Vegans are gaunt, malnourished, feminine, tree-hugging hippies that will never be as athletic as the fat guy with the beer belly who eats piles upon piles of ribs and bacon ranch dressing.

Have you had success in promoting veganism / vegetarianism to others?  If so, how did you go about it?
Yes! My aunt Michelle and her husband Aaron recently went straight vegan from omnivory.  My aunt had been picking my brain whenever she had the chance as family gatherings and holidays.  I am always happy to discuss veganism and fitness with anyone genuinely interested.  We do a secret santa drawing for Christmas every year.  Last year, I drew her name. So I got her a book called The 31-Day Vegan Challenge.  They both tried it and haven’t looked back since. It feels wonderful to have 2 more devout vegans in the Valko family.

What do you think the most important aspect of training is?
It may seem obvious, but it’s discipline.  Yes the diet and fitness regime are important entities to commit to, but it is that commitment to these regimens that is the key.  A lot of people think that they can work out hard in gym or outside then eat any shitty food they can.  False!  Those foods like potato chips and soda don’t do anything for you other than waste caloric space.  Especially when starting out, discipline is important, as you haven’t yet earned the metabolism to have a cheat meal (I don’t believe in these anyway).  If you truly want to better yourself, you need to reevaluate your entire work ethic as well as your nutritional pitfalls.  To quote Shaun T of Insanity, you need to dig deeper!!

What do you like best about being vegan?
Proving the naysayers wrong. Honestly, it is a great thing to have a friend or relative say that vegans can’t possibly be buff only to see them months later with a noticeably bulkier physique. The look on their face is priceless. I also love cooking for non-vegans.
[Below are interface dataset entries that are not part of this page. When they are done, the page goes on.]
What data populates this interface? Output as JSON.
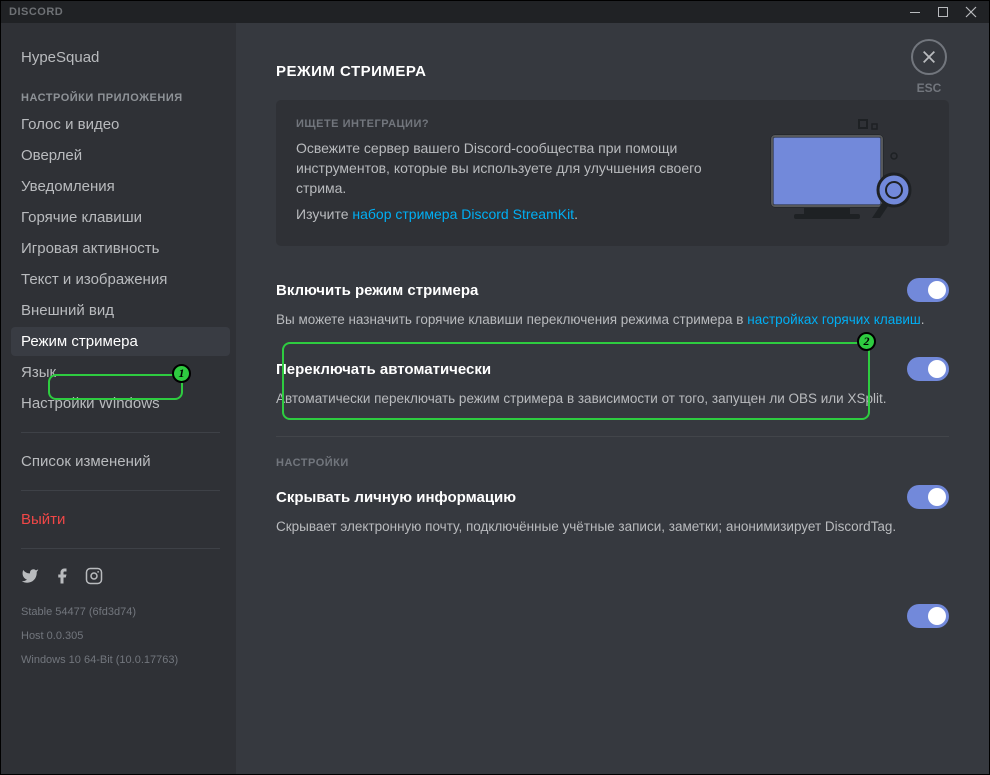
{
  "titlebar": {
    "title": "DISCORD"
  },
  "esc": {
    "label": "ESC"
  },
  "sidebar": {
    "items_top": [
      {
        "label": "HypeSquad"
      }
    ],
    "header_app": "НАСТРОЙКИ ПРИЛОЖЕНИЯ",
    "items_app": [
      {
        "label": "Голос и видео"
      },
      {
        "label": "Оверлей"
      },
      {
        "label": "Уведомления"
      },
      {
        "label": "Горячие клавиши"
      },
      {
        "label": "Игровая активность"
      },
      {
        "label": "Текст и изображения"
      },
      {
        "label": "Внешний вид"
      },
      {
        "label": "Режим стримера",
        "active": true
      },
      {
        "label": "Язык"
      },
      {
        "label": "Настройки Windows"
      }
    ],
    "changelog": "Список изменений",
    "logout": "Выйти",
    "build_info": {
      "line1": "Stable 54477 (6fd3d74)",
      "line2": "Host 0.0.305",
      "line3": "Windows 10 64-Bit (10.0.17763)"
    }
  },
  "page": {
    "title": "РЕЖИМ СТРИМЕРА",
    "promo": {
      "heading": "ИЩЕТЕ ИНТЕГРАЦИИ?",
      "body": "Освежите сервер вашего Discord-сообщества при помощи инструментов, которые вы используете для улучшения своего стрима.",
      "link_prefix": "Изучите ",
      "link_text": "набор стримера Discord StreamKit",
      "link_suffix": "."
    },
    "settings": [
      {
        "title": "Включить режим стримера",
        "desc_prefix": "Вы можете назначить горячие клавиши переключения режима стримера в ",
        "desc_link": "настройках горячих клавиш",
        "desc_suffix": ".",
        "on": true
      },
      {
        "title": "Переключать автоматически",
        "desc": "Автоматически переключать режим стримера в зависимости от того, запущен ли OBS или XSplit.",
        "on": true
      }
    ],
    "section_header": "НАСТРОЙКИ",
    "settings2": [
      {
        "title": "Скрывать личную информацию",
        "desc": "Скрывает электронную почту, подключённые учётные записи, заметки; анонимизирует DiscordTag.",
        "on": true
      }
    ]
  },
  "annotations": {
    "b1": "1",
    "b2": "2"
  }
}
It’s rewarding to teach people that healthy food is not only terrific for you, it is downright delicious!

What do you like best about being fit?
The unbridled confidence it gives you in all realms of your life.  Feeling great about your body will permeate your entire existence right down to how you even interact with others.

What advice do you have for people who are just starting out with training?
Keep with it! It is frustrating at first because you’re seeing these other guys in the gym lifting circles around you and hear you are with your two 25’s doing chest flys.  You’ll get there.  Just remember. Everyone’s body builds differently and needs to be fueled in different ways.

What advice do you have for people who are thinking of becoming vegan?
Do your research. Make sure you know how to get all your necessary vitamins and minerals in addition to carbs, fats, and protein.

What motivates you in life?
Not betraying my values, despite the constant scrutiny from people who simply fail to understand a lifestyle different from their own.  I am motivated by the need to do something incredible. My goals and ambitions are lofty sure, but they drive me.

What do you think of veganbodybuilding.com?  Has it helped or inspired you?
Oh yes definitely.  The very inspiration for my weight training can be directly chased back to an interview with Big Rob.  The man is one of my idols and I’m happy to finally be at the point where I have the discipline to attempt to reach his level of fitness.

Do you have any other thoughts you’d like to share?

I am a huge comic book nerd and it’s safe to say that Christopher Nolan has crafted one of the all time greatest movie trilogies in The Dark Knight Trilogy. Had to be done.